• [Required action] Show the lines below where "icon" occurs.

Collected data entries:
+ + +
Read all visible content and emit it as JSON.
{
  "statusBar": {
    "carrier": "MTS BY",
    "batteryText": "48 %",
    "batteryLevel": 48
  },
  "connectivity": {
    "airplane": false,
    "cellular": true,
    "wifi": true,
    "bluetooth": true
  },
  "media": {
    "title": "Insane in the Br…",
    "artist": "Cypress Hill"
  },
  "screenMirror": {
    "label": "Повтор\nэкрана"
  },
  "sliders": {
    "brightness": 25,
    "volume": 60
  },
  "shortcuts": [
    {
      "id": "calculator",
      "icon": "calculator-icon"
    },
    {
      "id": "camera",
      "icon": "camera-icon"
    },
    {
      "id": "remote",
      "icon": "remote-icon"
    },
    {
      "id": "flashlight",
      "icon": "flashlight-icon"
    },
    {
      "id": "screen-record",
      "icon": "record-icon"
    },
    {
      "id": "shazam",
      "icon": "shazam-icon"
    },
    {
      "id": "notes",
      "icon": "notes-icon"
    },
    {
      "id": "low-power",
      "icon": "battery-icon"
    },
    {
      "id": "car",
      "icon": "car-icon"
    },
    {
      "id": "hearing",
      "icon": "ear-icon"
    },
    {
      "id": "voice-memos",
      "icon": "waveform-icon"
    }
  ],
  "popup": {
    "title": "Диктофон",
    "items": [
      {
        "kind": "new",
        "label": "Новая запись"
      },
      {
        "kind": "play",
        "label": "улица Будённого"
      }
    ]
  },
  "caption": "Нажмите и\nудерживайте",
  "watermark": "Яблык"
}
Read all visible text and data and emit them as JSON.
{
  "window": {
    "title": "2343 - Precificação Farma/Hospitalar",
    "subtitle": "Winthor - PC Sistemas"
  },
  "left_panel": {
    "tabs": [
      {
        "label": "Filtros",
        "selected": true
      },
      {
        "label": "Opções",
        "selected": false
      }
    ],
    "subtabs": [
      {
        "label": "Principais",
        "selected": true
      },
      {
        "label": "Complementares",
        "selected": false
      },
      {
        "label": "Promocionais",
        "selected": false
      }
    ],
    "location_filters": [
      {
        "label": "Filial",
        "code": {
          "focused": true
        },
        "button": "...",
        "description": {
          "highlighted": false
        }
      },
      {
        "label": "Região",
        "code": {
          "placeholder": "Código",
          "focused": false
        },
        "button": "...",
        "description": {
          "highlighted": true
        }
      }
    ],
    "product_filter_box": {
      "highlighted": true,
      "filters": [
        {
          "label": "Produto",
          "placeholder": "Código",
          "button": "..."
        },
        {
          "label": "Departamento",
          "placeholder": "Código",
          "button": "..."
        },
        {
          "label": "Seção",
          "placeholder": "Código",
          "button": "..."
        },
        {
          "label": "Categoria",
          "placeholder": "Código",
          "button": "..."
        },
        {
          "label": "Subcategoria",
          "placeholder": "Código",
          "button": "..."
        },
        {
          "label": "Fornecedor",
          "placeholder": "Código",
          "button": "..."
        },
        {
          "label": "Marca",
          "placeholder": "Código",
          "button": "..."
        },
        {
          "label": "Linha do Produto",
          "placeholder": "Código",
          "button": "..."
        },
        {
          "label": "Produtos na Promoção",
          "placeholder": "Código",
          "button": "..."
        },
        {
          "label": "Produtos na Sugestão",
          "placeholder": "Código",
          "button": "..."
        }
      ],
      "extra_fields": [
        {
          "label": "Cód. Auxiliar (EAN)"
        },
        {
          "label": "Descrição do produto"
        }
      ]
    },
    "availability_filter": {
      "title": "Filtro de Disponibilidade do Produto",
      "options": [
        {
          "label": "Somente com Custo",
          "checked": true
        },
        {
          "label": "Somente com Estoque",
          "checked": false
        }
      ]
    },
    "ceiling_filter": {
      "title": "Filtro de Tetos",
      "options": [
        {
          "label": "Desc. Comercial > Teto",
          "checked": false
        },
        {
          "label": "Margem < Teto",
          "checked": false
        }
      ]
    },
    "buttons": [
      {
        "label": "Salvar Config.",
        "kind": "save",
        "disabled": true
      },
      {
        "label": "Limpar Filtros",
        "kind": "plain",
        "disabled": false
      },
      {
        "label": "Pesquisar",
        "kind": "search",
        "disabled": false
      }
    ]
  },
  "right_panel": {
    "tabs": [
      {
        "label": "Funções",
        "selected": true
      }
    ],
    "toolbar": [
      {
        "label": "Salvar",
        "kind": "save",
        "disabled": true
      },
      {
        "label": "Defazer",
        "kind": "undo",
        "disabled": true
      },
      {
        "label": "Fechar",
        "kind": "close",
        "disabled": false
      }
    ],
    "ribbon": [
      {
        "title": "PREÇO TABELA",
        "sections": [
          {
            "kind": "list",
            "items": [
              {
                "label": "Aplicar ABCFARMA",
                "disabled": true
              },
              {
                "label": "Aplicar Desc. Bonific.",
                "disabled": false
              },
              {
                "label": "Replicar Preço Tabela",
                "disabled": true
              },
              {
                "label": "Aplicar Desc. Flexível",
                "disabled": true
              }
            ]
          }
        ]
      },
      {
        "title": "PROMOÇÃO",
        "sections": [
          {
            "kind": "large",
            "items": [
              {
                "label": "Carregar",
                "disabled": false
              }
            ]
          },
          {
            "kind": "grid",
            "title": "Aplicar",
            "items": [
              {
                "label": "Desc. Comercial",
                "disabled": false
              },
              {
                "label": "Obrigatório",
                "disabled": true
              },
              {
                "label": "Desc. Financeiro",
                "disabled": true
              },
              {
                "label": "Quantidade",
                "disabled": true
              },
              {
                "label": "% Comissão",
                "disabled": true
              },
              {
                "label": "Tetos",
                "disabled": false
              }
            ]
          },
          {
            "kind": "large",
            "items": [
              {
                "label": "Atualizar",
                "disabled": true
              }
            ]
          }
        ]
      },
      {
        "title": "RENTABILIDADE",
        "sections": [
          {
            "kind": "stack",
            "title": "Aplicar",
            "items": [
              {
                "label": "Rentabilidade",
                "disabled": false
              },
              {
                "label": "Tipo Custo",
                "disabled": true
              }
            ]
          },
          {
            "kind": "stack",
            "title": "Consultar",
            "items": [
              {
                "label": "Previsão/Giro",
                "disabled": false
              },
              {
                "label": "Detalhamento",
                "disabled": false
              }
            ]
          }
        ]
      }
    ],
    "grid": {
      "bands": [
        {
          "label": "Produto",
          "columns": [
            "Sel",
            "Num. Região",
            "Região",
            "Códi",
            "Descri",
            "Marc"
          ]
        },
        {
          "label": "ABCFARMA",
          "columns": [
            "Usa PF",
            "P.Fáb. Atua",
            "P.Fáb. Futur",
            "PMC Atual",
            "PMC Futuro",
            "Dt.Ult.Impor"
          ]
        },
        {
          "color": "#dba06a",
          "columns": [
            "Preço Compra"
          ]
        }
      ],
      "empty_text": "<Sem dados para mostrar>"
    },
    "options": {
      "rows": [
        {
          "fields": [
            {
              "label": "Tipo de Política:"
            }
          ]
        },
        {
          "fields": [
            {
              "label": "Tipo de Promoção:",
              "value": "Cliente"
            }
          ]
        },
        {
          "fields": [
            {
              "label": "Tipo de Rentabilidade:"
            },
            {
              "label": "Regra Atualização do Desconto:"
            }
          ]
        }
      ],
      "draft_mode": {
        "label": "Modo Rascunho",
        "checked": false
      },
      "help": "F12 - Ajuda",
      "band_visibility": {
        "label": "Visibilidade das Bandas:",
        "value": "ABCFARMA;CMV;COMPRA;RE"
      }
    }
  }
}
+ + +
• [Exercise solution]
      "icon": "calculator-icon"
      "icon": "camera-icon"
      "icon": "remote-icon"
      "icon": "flashlight-icon"
      "icon": "record-icon"
      "icon": "shazam-icon"
      "icon": "notes-icon"
      "icon": "battery-icon"
      "icon": "car-icon"
      "icon": "ear-icon"
      "icon": "waveform-icon"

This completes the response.